In a Latin kind of way, it was Augustine and Martin Luther who helped us to see that we humans are curved in on ourselves – and it’s killing us. But before these men, the apostle Paul put it this way:
“. . . and he died for all, that those who live might no longer live for themselves but for him who for their sake died and was raised.” (2 Corinthians 5:15 ESV)
Jesus died so that those who live for Jesus will not die of self-mutilation, that is, the slow suicidal life of selfishness. Even in the world of Dr. Phil, those who live for “me, myself, and I” tend to destroy themselves. So you don’t need scripture to make a valid observation of humanity: the heart of man has a tendency to turn inward on itself, but Jesus’ work in the heart of man bends it back to its original place:
“Love the Lord your God with all your heart . . .
and love your neighbor as yourself.”

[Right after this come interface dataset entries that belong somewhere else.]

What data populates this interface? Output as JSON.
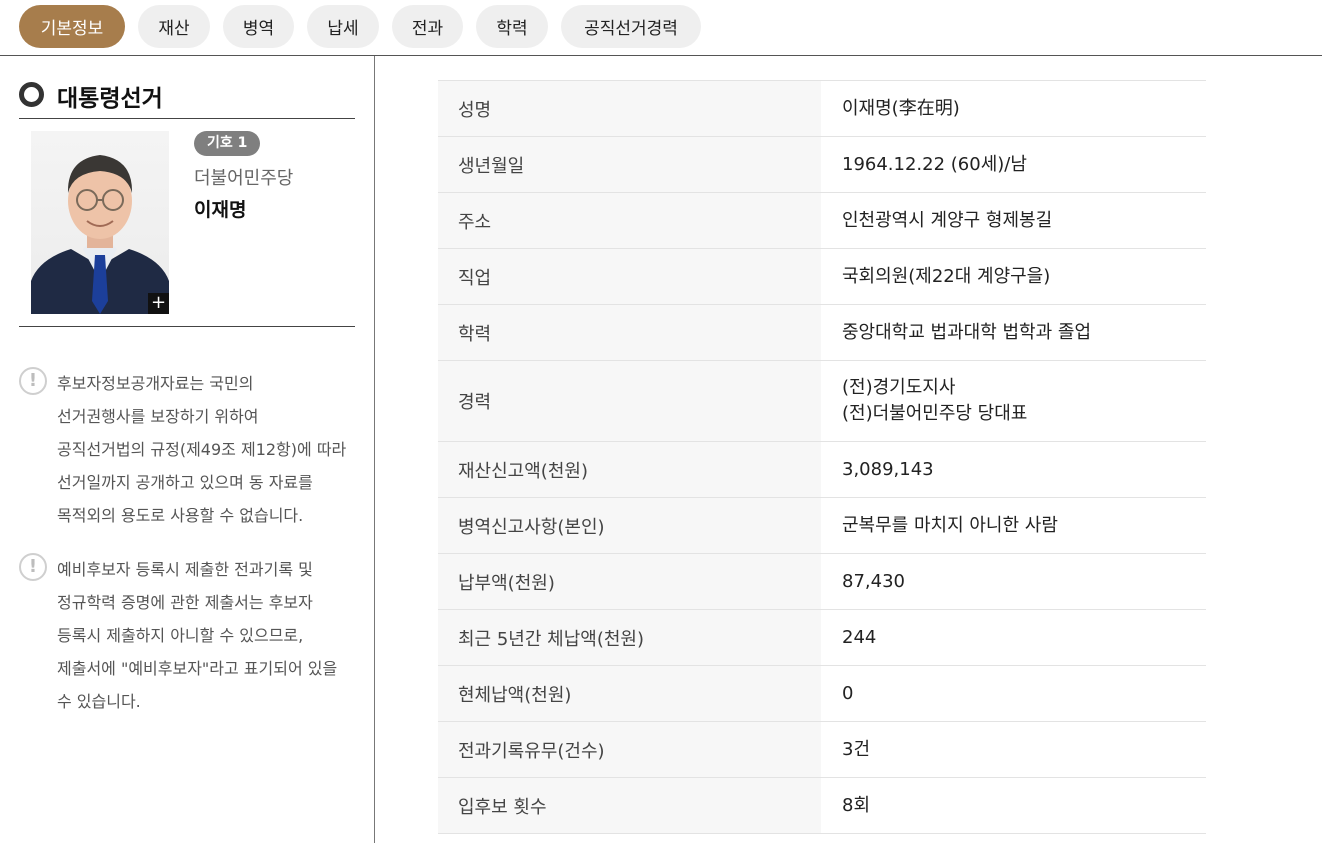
{
  "tabs": [
    {
      "label": "기본정보",
      "active": true
    },
    {
      "label": "재산",
      "active": false
    },
    {
      "label": "병역",
      "active": false
    },
    {
      "label": "납세",
      "active": false
    },
    {
      "label": "전과",
      "active": false
    },
    {
      "label": "학력",
      "active": false
    },
    {
      "label": "공직선거경력",
      "active": false
    }
  ],
  "section": {
    "title": "대통령선거"
  },
  "candidate": {
    "number_badge": "기호 1",
    "party": "더불어민주당",
    "name": "이재명",
    "zoom_icon": "+"
  },
  "notices": [
    {
      "icon": "!",
      "lines": [
        "후보자정보공개자료는 국민의",
        "선거권행사를 보장하기 위하여",
        "공직선거법의 규정(제49조 제12항)에 따라",
        "선거일까지 공개하고 있으며 동 자료를",
        "목적외의 용도로 사용할 수 없습니다."
      ]
    },
    {
      "icon": "!",
      "lines": [
        "예비후보자 등록시 제출한 전과기록 및",
        "정규학력 증명에 관한 제출서는 후보자",
        "등록시 제출하지 아니할 수 있으므로,",
        "제출서에 \"예비후보자\"라고 표기되어 있을",
        "수 있습니다."
      ]
    }
  ],
  "info": [
    {
      "label": "성명",
      "values": [
        "이재명(李在明)"
      ]
    },
    {
      "label": "생년월일",
      "values": [
        "1964.12.22 (60세)/남"
      ]
    },
    {
      "label": "주소",
      "values": [
        "인천광역시 계양구 형제봉길"
      ]
    },
    {
      "label": "직업",
      "values": [
        "국회의원(제22대 계양구을)"
      ]
    },
    {
      "label": "학력",
      "values": [
        "중앙대학교 법과대학 법학과 졸업"
      ]
    },
    {
      "label": "경력",
      "values": [
        "(전)경기도지사",
        "(전)더불어민주당 당대표"
      ]
    },
    {
      "label": "재산신고액(천원)",
      "values": [
        "3,089,143"
      ]
    },
    {
      "label": "병역신고사항(본인)",
      "values": [
        "군복무를 마치지 아니한 사람"
      ]
    },
    {
      "label": "납부액(천원)",
      "values": [
        "87,430"
      ]
    },
    {
      "label": "최근 5년간 체납액(천원)",
      "values": [
        "244"
      ]
    },
    {
      "label": "현체납액(천원)",
      "values": [
        "0"
      ]
    },
    {
      "label": "전과기록유무(건수)",
      "values": [
        "3건"
      ]
    },
    {
      "label": "입후보 횟수",
      "values": [
        "8회"
      ]
    }
  ]
}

As we celebrate the Passion of the Christ, we celebrate our redemption from a clutching, grasping, claustrophobic, jealous-driven, miserly heart that is so in love with itself that it can’t worship anything else but self. Now that’s a life that has been raised from the dead!